----- Data shown -----
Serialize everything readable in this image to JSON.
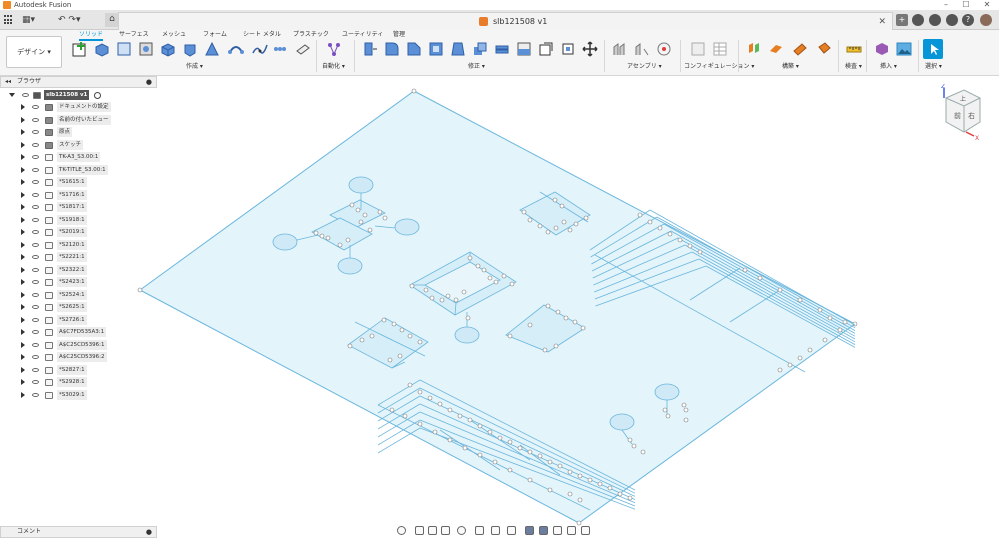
{
  "window": {
    "app_title": "Autodesk Fusion",
    "controls": [
      "–",
      "☐",
      "✕"
    ]
  },
  "document": {
    "tab_title": "slb121508 v1",
    "close": "✕"
  },
  "quick_access": [
    "▦▾",
    "↶ ↷▾",
    "⌂"
  ],
  "workspace": {
    "label": "デザイン ▾"
  },
  "ribbon_tabs": [
    "ソリッド",
    "サーフェス",
    "メッシュ",
    "フォーム",
    "シート メタル",
    "プラスチック",
    "ユーティリティ",
    "管理"
  ],
  "ribbon_groups": [
    "作成 ▾",
    "自動化 ▾",
    "修正 ▾",
    "アセンブリ ▾",
    "コンフィギュレーション ▾",
    "構築 ▾",
    "検査 ▾",
    "挿入 ▾",
    "選択 ▾"
  ],
  "browser": {
    "title": "ブラウザ",
    "root": "slb121508 v1",
    "items": [
      "ドキュメントの設定",
      "名前の付いたビュー",
      "原点",
      "スケッチ",
      "TK-A3_S3.00:1",
      "TK-TITLE_S3.00:1",
      "*S1615:1",
      "*S1716:1",
      "*S1817:1",
      "*S1918:1",
      "*S2019:1",
      "*S2120:1",
      "*S2221:1",
      "*S2322:1",
      "*S2423:1",
      "*S2524:1",
      "*S2625:1",
      "*S2726:1",
      "A$C7FD535A3:1",
      "A$C25CD5396:1",
      "A$C25CD5396:2",
      "*S2827:1",
      "*S2928:1",
      "*S3029:1"
    ]
  },
  "comments": {
    "title": "コメント"
  },
  "viewcube": {
    "top": "上",
    "front": "前",
    "right": "右",
    "axis_x": "X",
    "axis_z": "Z"
  },
  "colors": {
    "accent": "#0696d7",
    "plane_fill": "#e3f4fb",
    "plane_stroke": "#6ab6dc",
    "brand_orange": "#e87c2a"
  }
}
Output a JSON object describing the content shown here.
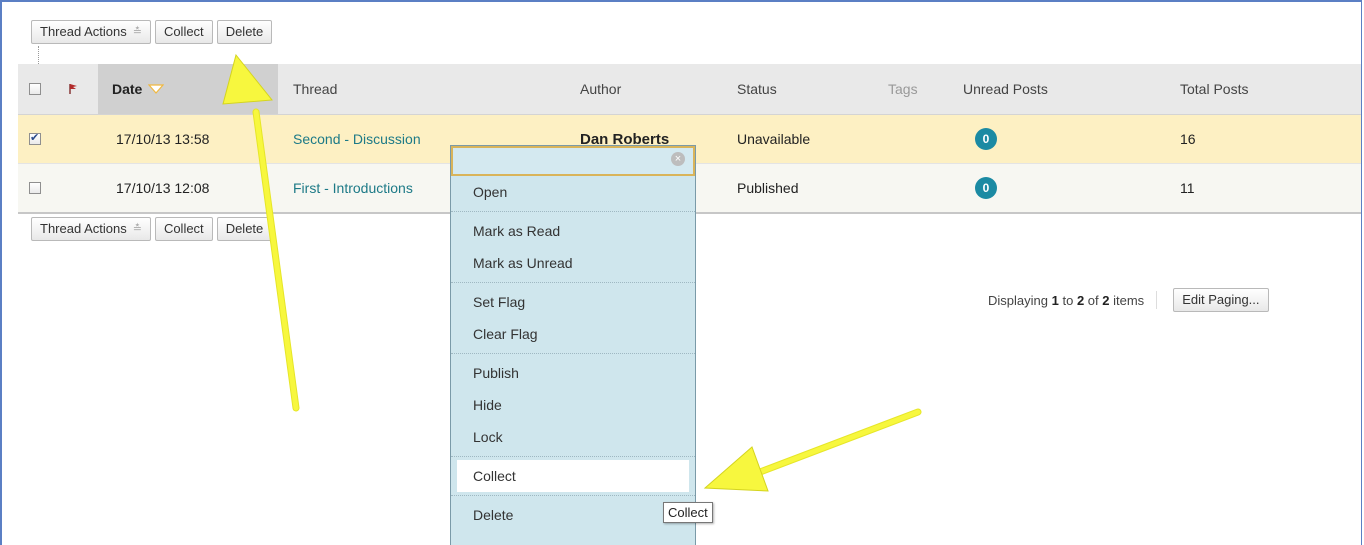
{
  "toolbar": {
    "thread_actions": "Thread Actions",
    "collect": "Collect",
    "delete": "Delete"
  },
  "table": {
    "headers": {
      "date": "Date",
      "thread": "Thread",
      "author": "Author",
      "status": "Status",
      "tags": "Tags",
      "unread": "Unread Posts",
      "total": "Total Posts"
    },
    "rows": [
      {
        "checked": true,
        "date": "17/10/13 13:58",
        "thread": "Second - Discussion",
        "author": "Dan Roberts",
        "status": "Unavailable",
        "unread": "0",
        "total": "16"
      },
      {
        "checked": false,
        "date": "17/10/13 12:08",
        "thread": "First - Introductions",
        "author": "",
        "status": "Published",
        "unread": "0",
        "total": "11"
      }
    ]
  },
  "paging": {
    "prefix": "Displaying",
    "from": "1",
    "to_word": "to",
    "to": "2",
    "of_word": "of",
    "total": "2",
    "suffix": "items",
    "edit": "Edit Paging..."
  },
  "menu": {
    "items": [
      "Open",
      "Mark as Read",
      "Mark as Unread",
      "Set Flag",
      "Clear Flag",
      "Publish",
      "Hide",
      "Lock",
      "Collect",
      "Delete"
    ],
    "highlighted": "Collect"
  },
  "tooltip": "Collect",
  "colors": {
    "arrow": "#f5f53a",
    "selected_row": "#fdf0c3",
    "badge": "#1b8aa3",
    "menu_bg": "#cfe6ed"
  },
  "icons": [
    "flag-icon",
    "sort-chevron-icon",
    "close-icon",
    "double-chevron-icon"
  ]
}
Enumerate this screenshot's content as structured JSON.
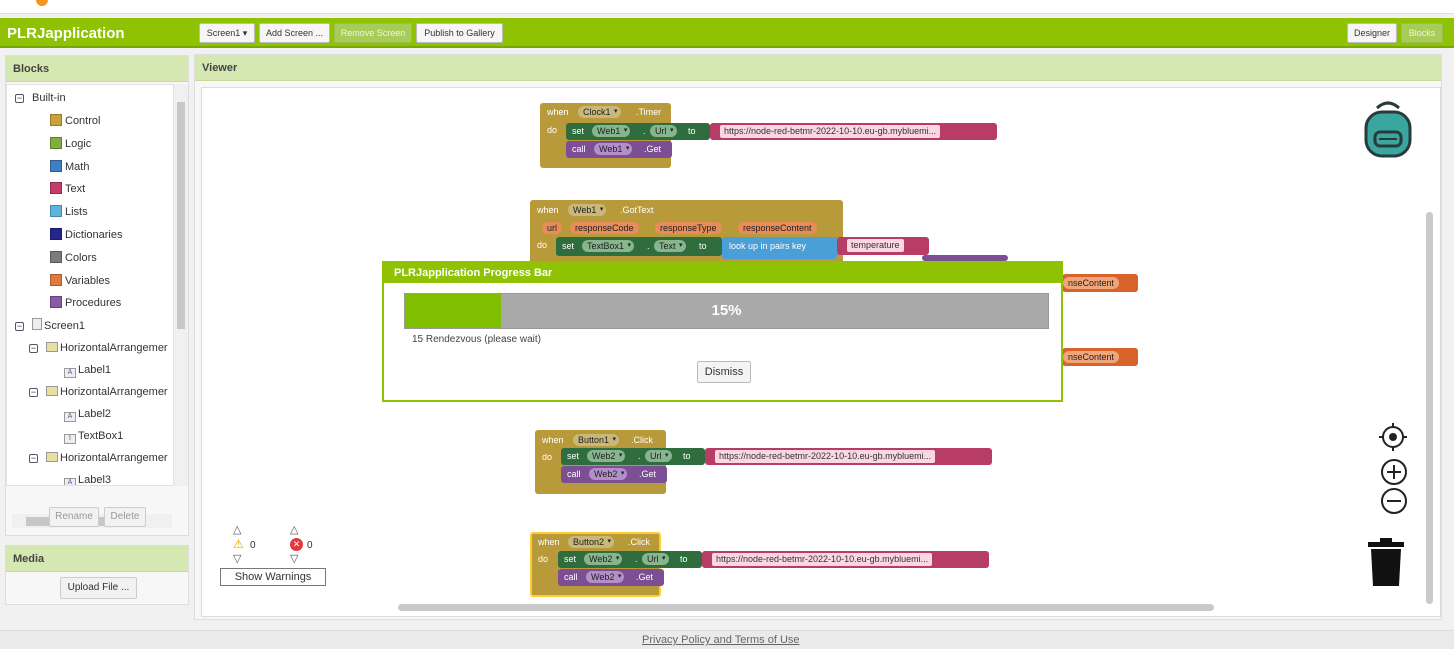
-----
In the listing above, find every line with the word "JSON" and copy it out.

Serialize everything readable in this image to JSON.
Output a JSON object describing the content shown here.
Enumerate this screenshot's content as structured JSON.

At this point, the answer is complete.